14 There is a misconception that e-learning is only for IT-skilled workers. The recent launch of CityCab's web-based Service Excellence Training Programme dispels that misconception. Under this programme, taxi drivers are taught how to communicate more effectively with commuters. Currently, they need to attend two days or 14 hours of classroom training. With the web-based version, they will spend only seven to nine hours in training. Taxi drivers, who typically work in shifts, will also have the convenience and flexibility to learn according to their schedule. CityCab's goal is to train all 4,500 relief drivers online over the next five years.

E-Learning Focus Group - how it will benefit the industry and the country

15 With e-learning adoption taking off in such a big way in Singapore, we are well-poised to become an e-learning hub in the region. The growing number of international e-learning content and technology providers from countries such as the United States which have established a presence in Singapore, indicates that we are off to a good start. To be a hub, Singapore must first be recognised as a centre of excellence in e-learning. A world-class e-learning national infrastructure as well as compelling content will lay the foundation. Also critical is active industry involvement to upgrade the infrastructure and lead in developing e-learning products and services that can be adapted for the regional and even global markets.

16 It is therefore timely that an e-learning industry focus group is being formed to accelerate the development of the user community and industry. This focus group will promote discussion on e-learning and support the development of the industry. This will ensure that we keep abreast of trends in the international e-learning environment.

17 I am delighted that the Singapore IT Federation (SITF) is taking the lead to establish an eLearning Chapter, or eLC. This is exemplary of the leadership role which industry can take to contribute towards the continued development of certain key sectors. I understand that Joh Liang, the protem exco Chairman of the Chapter, will elaborate on its objectives and activities, and I look forward to listening to them. In particular, I understand that the Chapter has initiated a proposal to establish an eLearning Competency Centre to accelerate the development of the eLearning user community and industry.
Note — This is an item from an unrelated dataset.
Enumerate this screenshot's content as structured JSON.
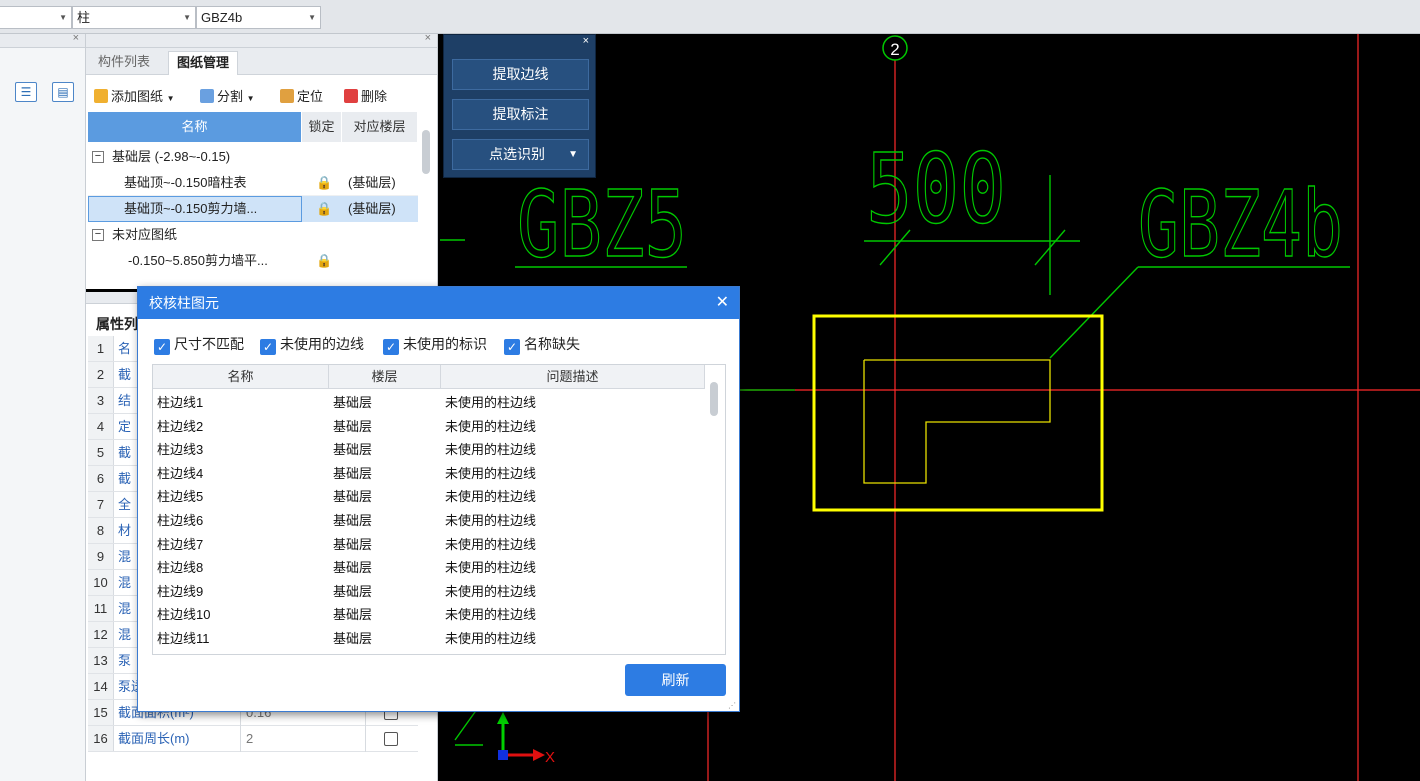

These are indeed laudable objectives. I am happy to note that the Centre will most likely be established under the National Institute of Education. I have asked IDA (Infocomm Development Authority) to give this Centre its full support.


18 In conclusion, I am pleased to be here tonight to celebrate with you the formation of the SITF eLearning Chapter. I wish the Chapter every success in all its endeavours, and look forward to its contribution in making Singapore a vibrant e-learning hub. Thank you and have an enjoyable evening.